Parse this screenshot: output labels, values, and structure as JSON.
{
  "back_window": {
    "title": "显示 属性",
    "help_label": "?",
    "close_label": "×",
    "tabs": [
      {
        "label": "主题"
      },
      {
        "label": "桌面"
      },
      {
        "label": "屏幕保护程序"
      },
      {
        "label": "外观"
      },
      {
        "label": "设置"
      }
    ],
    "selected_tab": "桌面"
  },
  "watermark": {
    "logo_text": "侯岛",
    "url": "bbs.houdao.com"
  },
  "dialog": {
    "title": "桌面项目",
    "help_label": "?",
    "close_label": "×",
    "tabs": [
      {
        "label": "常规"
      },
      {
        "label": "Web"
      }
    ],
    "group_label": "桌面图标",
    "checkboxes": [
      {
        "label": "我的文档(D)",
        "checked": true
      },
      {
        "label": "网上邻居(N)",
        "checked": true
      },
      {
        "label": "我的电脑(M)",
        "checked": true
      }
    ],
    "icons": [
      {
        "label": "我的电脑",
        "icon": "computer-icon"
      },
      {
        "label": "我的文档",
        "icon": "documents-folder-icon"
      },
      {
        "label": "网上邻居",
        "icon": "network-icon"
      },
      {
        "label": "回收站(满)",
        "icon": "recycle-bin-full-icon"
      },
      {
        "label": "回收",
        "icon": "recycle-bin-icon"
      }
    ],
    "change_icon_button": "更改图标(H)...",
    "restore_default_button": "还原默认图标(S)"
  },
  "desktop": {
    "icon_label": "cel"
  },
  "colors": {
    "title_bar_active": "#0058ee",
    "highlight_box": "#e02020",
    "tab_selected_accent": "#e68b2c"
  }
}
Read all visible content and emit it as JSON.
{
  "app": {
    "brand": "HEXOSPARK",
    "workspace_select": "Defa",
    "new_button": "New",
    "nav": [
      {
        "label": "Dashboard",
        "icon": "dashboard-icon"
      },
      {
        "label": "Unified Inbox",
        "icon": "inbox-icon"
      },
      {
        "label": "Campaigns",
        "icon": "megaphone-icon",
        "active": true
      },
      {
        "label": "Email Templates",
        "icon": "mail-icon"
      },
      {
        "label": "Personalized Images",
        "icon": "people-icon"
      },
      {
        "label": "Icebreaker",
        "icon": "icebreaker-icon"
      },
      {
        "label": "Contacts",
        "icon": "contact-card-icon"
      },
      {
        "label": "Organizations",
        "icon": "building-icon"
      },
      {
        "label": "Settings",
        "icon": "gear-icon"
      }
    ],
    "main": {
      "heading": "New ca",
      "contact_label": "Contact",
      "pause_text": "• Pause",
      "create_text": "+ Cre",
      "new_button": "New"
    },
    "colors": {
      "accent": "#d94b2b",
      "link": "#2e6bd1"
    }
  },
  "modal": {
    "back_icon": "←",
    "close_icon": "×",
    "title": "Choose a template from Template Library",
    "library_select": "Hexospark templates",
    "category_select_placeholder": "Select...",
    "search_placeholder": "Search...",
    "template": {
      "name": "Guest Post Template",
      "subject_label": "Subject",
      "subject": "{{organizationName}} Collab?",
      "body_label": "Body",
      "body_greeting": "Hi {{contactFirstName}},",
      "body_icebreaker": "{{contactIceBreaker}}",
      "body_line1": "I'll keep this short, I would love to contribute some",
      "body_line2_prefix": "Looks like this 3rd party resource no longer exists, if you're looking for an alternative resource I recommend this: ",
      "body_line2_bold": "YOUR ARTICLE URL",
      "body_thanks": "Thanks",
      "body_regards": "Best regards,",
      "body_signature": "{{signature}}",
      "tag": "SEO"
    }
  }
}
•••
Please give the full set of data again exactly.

Parse this screenshot: output labels, values, and structure as JSON.
{
  "back_window": {
    "title": "显示 属性",
    "help_label": "?",
    "close_label": "×",
    "tabs": [
      {
        "label": "主题"
      },
      {
        "label": "桌面"
      },
      {
        "label": "屏幕保护程序"
      },
      {
        "label": "外观"
      },
      {
        "label": "设置"
      }
    ],
    "selected_tab": "桌面"
  },
  "watermark": {
    "logo_text": "侯岛",
    "url": "bbs.houdao.com"
  },
  "dialog": {
    "title": "桌面项目",
    "help_label": "?",
    "close_label": "×",
    "tabs": [
      {
        "label": "常规"
      },
      {
        "label": "Web"
      }
    ],
    "group_label": "桌面图标",
    "checkboxes": [
      {
        "label": "我的文档(D)",
        "checked": true
      },
      {
        "label": "网上邻居(N)",
        "checked": true
      },
      {
        "label": "我的电脑(M)",
        "checked": true
      }
    ],
    "icons": [
      {
        "label": "我的电脑",
        "icon": "computer-icon"
      },
      {
        "label": "我的文档",
        "icon": "documents-folder-icon"
      },
      {
        "label": "网上邻居",
        "icon": "network-icon"
      },
      {
        "label": "回收站(满)",
        "icon": "recycle-bin-full-icon"
      },
      {
        "label": "回收",
        "icon": "recycle-bin-icon"
      }
    ],
    "change_icon_button": "更改图标(H)...",
    "restore_default_button": "还原默认图标(S)"
  },
  "desktop": {
    "icon_label": "cel"
  },
  "colors": {
    "title_bar_active": "#0058ee",
    "highlight_box": "#e02020",
    "tab_selected_accent": "#e68b2c"
  }
}
Read all visible content and emit it as JSON.
{
  "app": {
    "brand": "HEXOSPARK",
    "workspace_select": "Defa",
    "new_button": "New",
    "nav": [
      {
        "label": "Dashboard",
        "icon": "dashboard-icon"
      },
      {
        "label": "Unified Inbox",
        "icon": "inbox-icon"
      },
      {
        "label": "Campaigns",
        "icon": "megaphone-icon",
        "active": true
      },
      {
        "label": "Email Templates",
        "icon": "mail-icon"
      },
      {
        "label": "Personalized Images",
        "icon": "people-icon"
      },
      {
        "label": "Icebreaker",
        "icon": "icebreaker-icon"
      },
      {
        "label": "Contacts",
        "icon": "contact-card-icon"
      },
      {
        "label": "Organizations",
        "icon": "building-icon"
      },
      {
        "label": "Settings",
        "icon": "gear-icon"
      }
    ],
    "main": {
      "heading": "New ca",
      "contact_label": "Contact",
      "pause_text": "• Pause",
      "create_text": "+ Cre",
      "new_button": "New"
    },
    "colors": {
      "accent": "#d94b2b",
      "link": "#2e6bd1"
    }
  },
  "modal": {
    "back_icon": "←",
    "close_icon": "×",
    "title": "Choose a template from Template Library",
    "library_select": "Hexospark templates",
    "category_select_placeholder": "Select...",
    "search_placeholder": "Search...",
    "template": {
      "name": "Guest Post Template",
      "subject_label": "Subject",
      "subject": "{{organizationName}} Collab?",
      "body_label": "Body",
      "body_greeting": "Hi {{contactFirstName}},",
      "body_icebreaker": "{{contactIceBreaker}}",
      "body_line1": "I'll keep this short, I would love to contribute some",
      "body_line2_prefix": "Looks like this 3rd party resource no longer exists, if you're looking for an alternative resource I recommend this: ",
      "body_line2_bold": "YOUR ARTICLE URL",
      "body_thanks": "Thanks",
      "body_regards": "Best regards,",
      "body_signature": "{{signature}}",
      "tag": "SEO"
    }
  }
}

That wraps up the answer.